→ Required action
Check every line below for the string "Гарантируется", and copy the lines that contain it.

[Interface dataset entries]
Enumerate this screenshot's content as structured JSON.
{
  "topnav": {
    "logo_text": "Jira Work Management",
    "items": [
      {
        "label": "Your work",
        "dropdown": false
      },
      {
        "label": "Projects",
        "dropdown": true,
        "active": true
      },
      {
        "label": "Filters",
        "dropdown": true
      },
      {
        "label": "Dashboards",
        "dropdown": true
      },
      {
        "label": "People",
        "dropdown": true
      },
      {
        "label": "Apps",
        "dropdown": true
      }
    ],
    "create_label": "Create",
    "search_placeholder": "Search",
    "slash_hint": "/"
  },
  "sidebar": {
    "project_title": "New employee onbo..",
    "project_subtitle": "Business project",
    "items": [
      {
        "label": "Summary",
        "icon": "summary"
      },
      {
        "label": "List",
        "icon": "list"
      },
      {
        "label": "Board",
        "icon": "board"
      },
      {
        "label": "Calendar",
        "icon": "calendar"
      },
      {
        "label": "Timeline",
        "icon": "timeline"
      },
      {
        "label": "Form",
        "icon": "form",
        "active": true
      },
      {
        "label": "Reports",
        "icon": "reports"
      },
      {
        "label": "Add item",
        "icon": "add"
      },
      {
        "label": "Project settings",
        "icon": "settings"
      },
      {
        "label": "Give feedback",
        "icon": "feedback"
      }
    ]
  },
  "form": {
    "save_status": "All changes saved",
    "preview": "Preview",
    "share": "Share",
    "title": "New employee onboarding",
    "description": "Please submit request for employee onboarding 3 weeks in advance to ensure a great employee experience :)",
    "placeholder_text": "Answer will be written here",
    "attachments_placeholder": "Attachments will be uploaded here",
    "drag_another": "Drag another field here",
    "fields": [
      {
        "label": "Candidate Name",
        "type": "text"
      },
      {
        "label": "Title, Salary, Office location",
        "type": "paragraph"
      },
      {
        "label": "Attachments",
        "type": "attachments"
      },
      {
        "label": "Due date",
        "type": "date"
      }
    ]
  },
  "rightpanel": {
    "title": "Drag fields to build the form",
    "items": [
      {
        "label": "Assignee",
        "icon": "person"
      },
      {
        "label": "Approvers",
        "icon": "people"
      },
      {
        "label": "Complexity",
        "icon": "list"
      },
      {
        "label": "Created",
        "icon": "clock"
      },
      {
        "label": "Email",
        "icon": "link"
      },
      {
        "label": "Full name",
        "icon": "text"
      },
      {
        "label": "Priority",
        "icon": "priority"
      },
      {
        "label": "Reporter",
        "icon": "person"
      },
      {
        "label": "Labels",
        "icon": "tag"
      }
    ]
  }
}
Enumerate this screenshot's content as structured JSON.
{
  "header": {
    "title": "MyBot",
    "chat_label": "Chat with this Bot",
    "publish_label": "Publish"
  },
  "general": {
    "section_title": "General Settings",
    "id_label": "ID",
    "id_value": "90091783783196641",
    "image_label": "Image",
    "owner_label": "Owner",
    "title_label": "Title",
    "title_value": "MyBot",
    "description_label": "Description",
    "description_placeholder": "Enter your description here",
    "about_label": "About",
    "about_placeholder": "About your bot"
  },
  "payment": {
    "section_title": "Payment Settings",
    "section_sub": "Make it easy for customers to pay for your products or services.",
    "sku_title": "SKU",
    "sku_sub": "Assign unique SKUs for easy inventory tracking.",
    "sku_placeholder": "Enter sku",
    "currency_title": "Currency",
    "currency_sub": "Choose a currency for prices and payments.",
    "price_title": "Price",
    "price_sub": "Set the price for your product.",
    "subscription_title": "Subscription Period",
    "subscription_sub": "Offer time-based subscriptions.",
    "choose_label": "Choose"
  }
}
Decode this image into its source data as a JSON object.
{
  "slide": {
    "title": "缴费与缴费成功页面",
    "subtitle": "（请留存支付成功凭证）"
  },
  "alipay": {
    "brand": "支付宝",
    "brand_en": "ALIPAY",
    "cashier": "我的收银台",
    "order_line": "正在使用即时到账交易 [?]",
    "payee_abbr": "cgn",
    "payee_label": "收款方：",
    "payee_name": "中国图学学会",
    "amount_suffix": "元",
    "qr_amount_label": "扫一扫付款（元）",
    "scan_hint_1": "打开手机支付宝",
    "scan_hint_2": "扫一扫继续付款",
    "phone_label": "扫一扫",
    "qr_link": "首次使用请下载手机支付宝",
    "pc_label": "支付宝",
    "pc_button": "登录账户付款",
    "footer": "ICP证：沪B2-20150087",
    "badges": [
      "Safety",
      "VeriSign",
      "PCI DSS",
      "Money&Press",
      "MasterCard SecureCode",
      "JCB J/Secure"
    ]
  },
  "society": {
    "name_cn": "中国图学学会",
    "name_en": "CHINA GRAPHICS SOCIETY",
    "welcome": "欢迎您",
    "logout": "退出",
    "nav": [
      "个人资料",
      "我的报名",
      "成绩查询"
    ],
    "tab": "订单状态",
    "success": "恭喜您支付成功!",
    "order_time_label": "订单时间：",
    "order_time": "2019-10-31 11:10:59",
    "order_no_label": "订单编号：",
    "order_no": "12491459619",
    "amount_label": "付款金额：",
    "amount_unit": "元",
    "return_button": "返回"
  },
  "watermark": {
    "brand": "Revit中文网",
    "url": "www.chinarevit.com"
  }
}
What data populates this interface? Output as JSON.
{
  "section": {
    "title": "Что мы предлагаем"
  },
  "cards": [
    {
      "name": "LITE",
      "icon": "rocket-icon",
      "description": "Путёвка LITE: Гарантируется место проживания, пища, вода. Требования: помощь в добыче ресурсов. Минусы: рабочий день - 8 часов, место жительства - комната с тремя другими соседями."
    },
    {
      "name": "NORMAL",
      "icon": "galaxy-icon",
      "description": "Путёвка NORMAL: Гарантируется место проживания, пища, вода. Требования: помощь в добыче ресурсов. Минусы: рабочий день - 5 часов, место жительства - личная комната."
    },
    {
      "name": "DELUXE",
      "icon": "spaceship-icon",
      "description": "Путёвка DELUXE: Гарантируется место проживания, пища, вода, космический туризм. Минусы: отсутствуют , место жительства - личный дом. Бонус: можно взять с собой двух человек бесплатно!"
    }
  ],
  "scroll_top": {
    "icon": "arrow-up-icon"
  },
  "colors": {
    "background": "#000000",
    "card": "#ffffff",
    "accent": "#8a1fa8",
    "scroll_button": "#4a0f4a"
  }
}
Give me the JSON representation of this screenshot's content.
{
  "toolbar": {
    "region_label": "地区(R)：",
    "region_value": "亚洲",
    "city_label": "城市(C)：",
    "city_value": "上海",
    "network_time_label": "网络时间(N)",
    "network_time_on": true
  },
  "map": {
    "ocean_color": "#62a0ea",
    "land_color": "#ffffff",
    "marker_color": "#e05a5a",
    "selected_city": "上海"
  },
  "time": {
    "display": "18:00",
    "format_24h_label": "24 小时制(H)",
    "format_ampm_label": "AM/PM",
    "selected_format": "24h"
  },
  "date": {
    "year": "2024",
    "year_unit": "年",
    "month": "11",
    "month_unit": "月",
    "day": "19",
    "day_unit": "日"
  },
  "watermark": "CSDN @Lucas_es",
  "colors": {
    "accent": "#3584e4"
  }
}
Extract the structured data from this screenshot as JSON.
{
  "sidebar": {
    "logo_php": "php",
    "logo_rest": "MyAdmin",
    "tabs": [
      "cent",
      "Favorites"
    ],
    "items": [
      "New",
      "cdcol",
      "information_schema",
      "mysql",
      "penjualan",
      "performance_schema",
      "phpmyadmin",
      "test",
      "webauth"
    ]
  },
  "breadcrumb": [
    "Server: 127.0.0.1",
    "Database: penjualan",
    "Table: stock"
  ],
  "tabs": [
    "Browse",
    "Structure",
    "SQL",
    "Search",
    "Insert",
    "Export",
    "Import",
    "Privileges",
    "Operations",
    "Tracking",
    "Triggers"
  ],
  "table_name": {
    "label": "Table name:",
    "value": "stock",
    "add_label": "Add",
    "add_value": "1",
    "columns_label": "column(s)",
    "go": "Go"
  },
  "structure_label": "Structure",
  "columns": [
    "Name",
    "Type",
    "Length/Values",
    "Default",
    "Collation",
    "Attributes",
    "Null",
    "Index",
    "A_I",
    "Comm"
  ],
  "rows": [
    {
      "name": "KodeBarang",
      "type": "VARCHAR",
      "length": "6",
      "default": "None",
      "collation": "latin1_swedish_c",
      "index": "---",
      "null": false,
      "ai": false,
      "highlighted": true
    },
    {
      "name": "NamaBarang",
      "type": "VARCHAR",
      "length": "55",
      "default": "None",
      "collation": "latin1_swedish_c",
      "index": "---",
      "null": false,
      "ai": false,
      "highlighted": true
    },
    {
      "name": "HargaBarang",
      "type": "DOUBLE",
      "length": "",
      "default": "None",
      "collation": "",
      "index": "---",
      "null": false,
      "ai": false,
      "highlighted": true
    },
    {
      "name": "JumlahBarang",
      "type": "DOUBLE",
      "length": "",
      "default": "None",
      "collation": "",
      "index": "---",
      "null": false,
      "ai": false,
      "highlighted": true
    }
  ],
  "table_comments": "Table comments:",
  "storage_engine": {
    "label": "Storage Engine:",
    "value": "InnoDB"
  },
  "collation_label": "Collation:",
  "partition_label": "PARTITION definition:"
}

→ Finished exercise
      "description": "Путёвка LITE: Гарантируется место проживания, пища, вода. Требования: помощь в добыче ресурсов. Минусы: рабочий день - 8 часов, место жительства - комната с тремя другими соседями."
      "description": "Путёвка NORMAL: Гарантируется место проживания, пища, вода. Требования: помощь в добыче ресурсов. Минусы: рабочий день - 5 часов, место жительства - личная комната."
      "description": "Путёвка DELUXE: Гарантируется место проживания, пища, вода, космический туризм. Минусы: отсутствуют , место жительства - личный дом. Бонус: можно взять с собой двух человек бесплатно!"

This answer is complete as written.